Registration Dossier

Ecotoxicological information

Toxicity to soil microorganisms

Currently viewing:

Administrative data

Link to relevant study record(s)

Description of key information

No data available. Considering all relevant information available, toxicity to soil microorganisms is not expected.

Key value for chemical safety assessment

Additional information

Experimental data on the toxicity of Fatty acids, soya, 2-ethylhexyl esters (CAS 93572-14-6) to terrestrial microorganisms are not available. Based on the available data a toxicity of the substance to microorganisms is not expected. The substance is considered to be readily biodegradable and not toxic to aquatic microorganisms. Furthermore a rapid and extensive removal of the substance in sewage treatment plants can be expected. Furthermore the Guidance on information requirements and chemical safety assessment, Chapter R7.b (ECHA, 2012) states that once insoluble chemicals enter a standard STP, they will be extensively removed in the primary settling tank and fat trap and thus, only limited amounts will get in contact with activated sludge organisms. Due to the high log Koc a significant degree of removal of these substances from the water column due to adsorption can be expected (Guidance on information requirements and chemical safety assessment, Chapter R.7a (ECHA, 2012)). Consequently a significant release to the environment of the substance via STP effluents is not expected and thus an exposure of terrestrial organisms is unlikely. However, when terrestrial organisms are exposed to the substance toxic effects are not expected as demonstrated by the available study on the acute toxicity to terrestrial macrororganisms. Based on the acute test conducted with structurally analogue substance isopropyl myristate (CAS No. 110-27-0) on Eisenia fetida toxic effects on soil organisms are not expected. The substance caused no mortality and thus an EC50 > 20000 mg/kg was reported for the read across substances.
In accordance with Regulation (EC) No. 1907/2006, Annex X, Column 2, 9.4 further studies on the effects on terrestrial organisms do not have to be conducted since the chemical safety assessment indicates that toxicity to soil microorganisms is not expected to be of concern.

This is supported by further evidence from literature data. This data showed that soil microorganism communities are well capable of degrading fatty acid esters (Hita et al., 1996 and Cecutti et al., 2002) and use them as energy source (Banchio & Gramajo, 1997). Hita et al. (1996) investigated the degradation of the model molecule tristearin which is a triglyceride containing of glycerin tri-esterified with stearic acid in three different soils for 4 weeks.

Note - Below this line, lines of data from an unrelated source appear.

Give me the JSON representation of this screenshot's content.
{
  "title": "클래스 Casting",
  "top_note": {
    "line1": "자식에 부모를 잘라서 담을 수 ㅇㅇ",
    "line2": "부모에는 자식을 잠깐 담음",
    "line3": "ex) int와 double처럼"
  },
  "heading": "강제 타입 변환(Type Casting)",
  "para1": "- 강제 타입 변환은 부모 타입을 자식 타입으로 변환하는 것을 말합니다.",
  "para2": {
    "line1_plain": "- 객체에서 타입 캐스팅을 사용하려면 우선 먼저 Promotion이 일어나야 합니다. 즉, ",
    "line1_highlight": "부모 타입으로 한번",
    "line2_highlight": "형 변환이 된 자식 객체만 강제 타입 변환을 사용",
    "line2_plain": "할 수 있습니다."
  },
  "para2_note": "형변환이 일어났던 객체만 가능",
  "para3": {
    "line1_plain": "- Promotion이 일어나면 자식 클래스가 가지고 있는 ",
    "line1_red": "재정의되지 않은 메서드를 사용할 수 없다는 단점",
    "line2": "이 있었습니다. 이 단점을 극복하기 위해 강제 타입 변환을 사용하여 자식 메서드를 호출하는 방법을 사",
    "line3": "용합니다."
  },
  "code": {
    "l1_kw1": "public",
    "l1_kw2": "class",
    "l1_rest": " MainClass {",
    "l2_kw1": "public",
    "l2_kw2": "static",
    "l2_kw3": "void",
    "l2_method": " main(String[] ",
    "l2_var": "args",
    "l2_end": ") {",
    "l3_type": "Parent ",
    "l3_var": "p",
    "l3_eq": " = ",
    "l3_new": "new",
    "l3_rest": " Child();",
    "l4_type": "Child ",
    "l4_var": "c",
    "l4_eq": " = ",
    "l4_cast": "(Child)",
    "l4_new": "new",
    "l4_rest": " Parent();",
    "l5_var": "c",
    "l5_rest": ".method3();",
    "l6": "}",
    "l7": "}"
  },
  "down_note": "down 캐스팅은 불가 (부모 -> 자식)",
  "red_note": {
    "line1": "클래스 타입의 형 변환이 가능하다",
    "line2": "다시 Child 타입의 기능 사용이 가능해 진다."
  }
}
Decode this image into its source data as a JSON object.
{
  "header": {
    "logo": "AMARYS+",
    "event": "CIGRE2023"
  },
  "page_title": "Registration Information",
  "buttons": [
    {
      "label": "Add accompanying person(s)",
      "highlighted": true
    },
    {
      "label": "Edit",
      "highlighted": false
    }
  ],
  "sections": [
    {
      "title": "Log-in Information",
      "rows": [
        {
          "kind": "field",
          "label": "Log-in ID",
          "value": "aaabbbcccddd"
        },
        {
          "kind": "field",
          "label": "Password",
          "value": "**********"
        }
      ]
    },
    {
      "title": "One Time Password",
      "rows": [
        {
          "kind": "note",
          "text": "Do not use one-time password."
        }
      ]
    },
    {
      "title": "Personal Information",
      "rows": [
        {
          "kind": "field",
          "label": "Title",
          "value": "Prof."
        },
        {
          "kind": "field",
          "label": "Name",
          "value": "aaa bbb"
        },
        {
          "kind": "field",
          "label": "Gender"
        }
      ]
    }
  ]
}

The amount of stearic acid increased in considerable amounts during the experiment showing the hydrolytic activity of lipases breaking the ester bonds. The investigation of ester fractions moreover showed the generation of new alkanoic acids (methyl stearate, ethyl stearate and propyl stearate) which were not determined in the controls. Nevertheless the amounts were no longer present after 4 weeks, which leads to the assumption that degradation by soil microorganisms had occurred. Comparable results were demonstrated by Cecutti et al. (2002). The authors incubated a soil sample with methyl oleate (plant oil) for 120 d. Methyl oleate and its metabolites were completely degraded after 60 d. Streptomyces coelicolor, a common gram-positive soil bacterium uses fatty acids (C4-C18) as sole carbon end energy source indicating that fatty acids are not-toxic and can be used for catabolism (Banchio and Gramajo, 1997). The available literature data shows that soil microorganisms are capable to break-up ester bonds and degrade fatty acids in significant amounts. Moreover, the data indicated the non-toxic properties of fatty acids since they can be used as energy source without adverse toxic effects occuring.

Therefore, as a part of a weight of Evidence (WoE) approach which is in accordance to the REACh Regulation (EC) No 1907/2006, Annex XI General rules for adaptation of the standard testing regime set out in Annexes VII to X, 1.2, to cover the data requirements of Regulation (EC) No. 1907/2007, one can conclude from all available literature and data that due to a) the observed absence of toxicological effects on aquatic organisms, b) the lack of chronic exposure and c) the, acknowledged metabolisation of fatty acid esters, terrestrial toxicity, and in particular toxicity to soil microorganisms, is not of concern.